Indianapolis, IN — The state of Indiana has declared a state of emergency after a recent outbreak of HIV has infected more than 80 people. All of the cases are in Scott County (southeastern Indiana), and have been linked to, not promiscuous sex, but intravenous opiate drug use. Normally, the county, which has a population of just 24,100, has just about five new HIV cases a year.
Pence released a statement saying: “Scott County is facing an epidemic of HIV, but this is not a Scott County problem; this is an Indiana problem. The people of Scott County are working hard to address this crisis, and with additional state resources and new tools provided by this emergency declaration, I am confident that together we will stop this HIV outbreak in its tracks.”
Pence also reiterated that the program will be temporary, stating, “I don’t believe effective anti-drug policy involves handing out drug paraphernalia.” This is his response to critics that says the state should keep the needle exchange program open at all times.
He added that he would not consider extending the program if the outbreak continues to get worse.
Meanwhile, Indiana University School of Medicine infectious disease specialist Diane Janowicz, commented, “This is a very large HIV epidemic that we have not seen before, particularly in an underserved rural setting where resources are more limited than in a large urban area, and there are going to be social and economic obstacles that we will have to overcome in order to make sure that we’re providing the best care for these patients.

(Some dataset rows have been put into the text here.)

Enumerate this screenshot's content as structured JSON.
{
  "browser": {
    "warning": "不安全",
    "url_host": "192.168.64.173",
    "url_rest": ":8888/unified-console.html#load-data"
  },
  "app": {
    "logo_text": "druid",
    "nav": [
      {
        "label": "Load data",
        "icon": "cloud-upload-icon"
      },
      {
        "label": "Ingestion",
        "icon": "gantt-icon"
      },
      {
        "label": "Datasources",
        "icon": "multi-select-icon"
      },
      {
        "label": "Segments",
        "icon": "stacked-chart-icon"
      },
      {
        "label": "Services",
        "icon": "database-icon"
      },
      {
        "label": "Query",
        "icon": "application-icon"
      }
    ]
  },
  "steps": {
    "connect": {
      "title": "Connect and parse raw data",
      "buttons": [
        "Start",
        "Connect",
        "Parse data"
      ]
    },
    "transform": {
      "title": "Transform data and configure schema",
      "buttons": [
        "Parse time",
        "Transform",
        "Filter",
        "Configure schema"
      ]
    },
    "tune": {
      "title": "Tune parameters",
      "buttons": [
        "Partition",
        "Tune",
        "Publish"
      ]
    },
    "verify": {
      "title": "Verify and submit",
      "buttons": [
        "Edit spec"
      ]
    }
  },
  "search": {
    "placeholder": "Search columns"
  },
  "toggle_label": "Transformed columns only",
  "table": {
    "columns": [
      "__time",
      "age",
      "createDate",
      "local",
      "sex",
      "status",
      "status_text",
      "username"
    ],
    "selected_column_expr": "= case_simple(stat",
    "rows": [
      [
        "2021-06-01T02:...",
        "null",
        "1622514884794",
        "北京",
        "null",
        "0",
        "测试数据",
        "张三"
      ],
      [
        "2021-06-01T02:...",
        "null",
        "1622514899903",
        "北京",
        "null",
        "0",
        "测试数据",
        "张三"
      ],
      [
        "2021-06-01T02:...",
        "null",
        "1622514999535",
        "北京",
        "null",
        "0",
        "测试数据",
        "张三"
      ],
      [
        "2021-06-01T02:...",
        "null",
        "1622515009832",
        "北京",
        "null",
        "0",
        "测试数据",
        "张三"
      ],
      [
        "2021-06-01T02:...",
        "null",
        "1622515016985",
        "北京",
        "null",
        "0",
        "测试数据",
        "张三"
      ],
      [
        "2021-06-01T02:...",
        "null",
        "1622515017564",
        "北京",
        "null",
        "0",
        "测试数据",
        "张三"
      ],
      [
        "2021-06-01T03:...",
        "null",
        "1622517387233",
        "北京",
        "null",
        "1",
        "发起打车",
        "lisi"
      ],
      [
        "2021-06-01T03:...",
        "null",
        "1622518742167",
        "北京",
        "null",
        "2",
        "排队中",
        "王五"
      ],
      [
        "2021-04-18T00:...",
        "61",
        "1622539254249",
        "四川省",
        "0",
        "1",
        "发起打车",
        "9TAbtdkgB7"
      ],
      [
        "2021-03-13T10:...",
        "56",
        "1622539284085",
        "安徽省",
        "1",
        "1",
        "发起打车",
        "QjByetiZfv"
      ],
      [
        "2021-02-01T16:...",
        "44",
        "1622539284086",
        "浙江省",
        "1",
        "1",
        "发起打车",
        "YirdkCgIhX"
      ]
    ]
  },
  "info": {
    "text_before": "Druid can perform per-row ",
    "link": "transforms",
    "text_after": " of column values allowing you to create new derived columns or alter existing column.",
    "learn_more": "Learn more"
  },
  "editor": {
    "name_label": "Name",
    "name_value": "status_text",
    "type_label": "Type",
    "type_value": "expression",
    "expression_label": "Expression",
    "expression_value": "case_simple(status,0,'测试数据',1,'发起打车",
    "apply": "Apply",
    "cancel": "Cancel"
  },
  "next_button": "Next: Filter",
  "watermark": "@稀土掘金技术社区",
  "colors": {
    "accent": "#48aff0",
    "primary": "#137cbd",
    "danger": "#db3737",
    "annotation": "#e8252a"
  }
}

For more details about the outbreak and program, visit www.in.gov/isdh/